TASK TO CARRY OUT
Copy, from the material below, every line in which the word "Таблица" can be found.

AVAILABLE DATA
+ + + +

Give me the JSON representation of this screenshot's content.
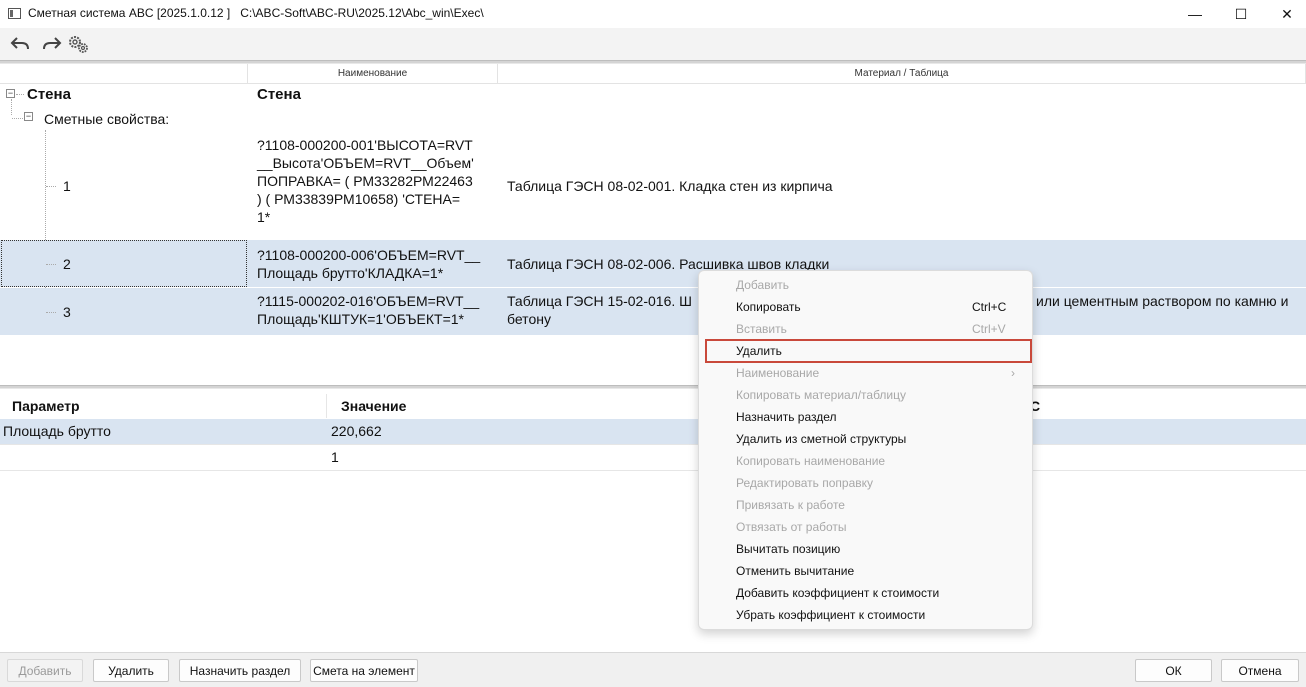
{
  "window": {
    "title": "Сметная система ABC [2025.1.0.12 ]   C:\\ABC-Soft\\ABC-RU\\2025.12\\Abc_win\\Exec\\",
    "minimize": "—",
    "maximize": "☐",
    "close": "✕"
  },
  "toolbar": {
    "undo_icon": "undo-arrow",
    "redo_icon": "redo-arrow",
    "settings_icon": "gears"
  },
  "tree": {
    "columns": [
      "Наименование",
      "Материал / Таблица"
    ],
    "root": {
      "label": "Стена",
      "name": "Стена"
    },
    "group": {
      "label": "Сметные свойства:"
    },
    "items": [
      {
        "num": "1",
        "name": [
          "?1108-000200-001'ВЫСОТА=RVT",
          "__Высота'ОБЪЕМ=RVT__Объем'",
          "ПОПРАВКА= ( РМ33282РМ22463",
          ")   ( РМ33839РМ10658)  'СТЕНА=",
          "1*"
        ],
        "material": "Таблица ГЭСН 08-02-001. Кладка стен из кирпича"
      },
      {
        "num": "2",
        "name": [
          "?1108-000200-006'ОБЪЕМ=RVT__",
          "Площадь брутто'КЛАДКА=1*"
        ],
        "material": "Таблица ГЭСН 08-02-006. Расшивка швов кладки"
      },
      {
        "num": "3",
        "name": [
          "?1115-000202-016'ОБЪЕМ=RVT__",
          "Площадь'КШТУК=1'ОБЪЕКТ=1*"
        ],
        "material": [
          "Таблица ГЭСН 15-02-016. Ш",
          "бетону"
        ],
        "material_tail": "или цементным раствором по камню и"
      }
    ]
  },
  "params": {
    "headers": [
      "Параметр",
      "Значение",
      "С"
    ],
    "rows": [
      {
        "param": "Площадь брутто",
        "value": "220,662"
      },
      {
        "param": "",
        "value": "1"
      }
    ]
  },
  "context_menu": {
    "items": [
      {
        "label": "Добавить",
        "shortcut": "",
        "disabled": true
      },
      {
        "label": "Копировать",
        "shortcut": "Ctrl+C",
        "disabled": false
      },
      {
        "label": "Вставить",
        "shortcut": "Ctrl+V",
        "disabled": true
      },
      {
        "label": "Удалить",
        "shortcut": "",
        "disabled": false
      },
      {
        "label": "Наименование",
        "shortcut": "›",
        "disabled": true
      },
      {
        "label": "Копировать материал/таблицу",
        "shortcut": "",
        "disabled": true
      },
      {
        "label": "Назначить раздел",
        "shortcut": "",
        "disabled": false
      },
      {
        "label": "Удалить из сметной структуры",
        "shortcut": "",
        "disabled": false
      },
      {
        "label": "Копировать наименование",
        "shortcut": "",
        "disabled": true
      },
      {
        "label": "Редактировать поправку",
        "shortcut": "",
        "disabled": true
      },
      {
        "label": "Привязать к работе",
        "shortcut": "",
        "disabled": true
      },
      {
        "label": "Отвязать от работы",
        "shortcut": "",
        "disabled": true
      },
      {
        "label": "Вычитать позицию",
        "shortcut": "",
        "disabled": false
      },
      {
        "label": "Отменить вычитание",
        "shortcut": "",
        "disabled": false
      },
      {
        "label": "Добавить коэффициент к стоимости",
        "shortcut": "",
        "disabled": false
      },
      {
        "label": "Убрать коэффициент к стоимости",
        "shortcut": "",
        "disabled": false
      }
    ]
  },
  "buttons": {
    "add": "Добавить",
    "delete": "Удалить",
    "assign_section": "Назначить раздел",
    "estimate_for_element": "Смета на элемент",
    "ok": "ОК",
    "cancel": "Отмена"
  },
  "colors": {
    "selected_row": "#d9e4f1",
    "highlight_border": "#c9493b"
  }
}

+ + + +

YOUR RESPONSE
      "Материал / Таблица"
        "material": "Таблица ГЭСН 08-02-001. Кладка стен из кирпича"
        "material": "Таблица ГЭСН 08-02-006. Расшивка швов кладки"
          "Таблица ГЭСН 15-02-016. Ш",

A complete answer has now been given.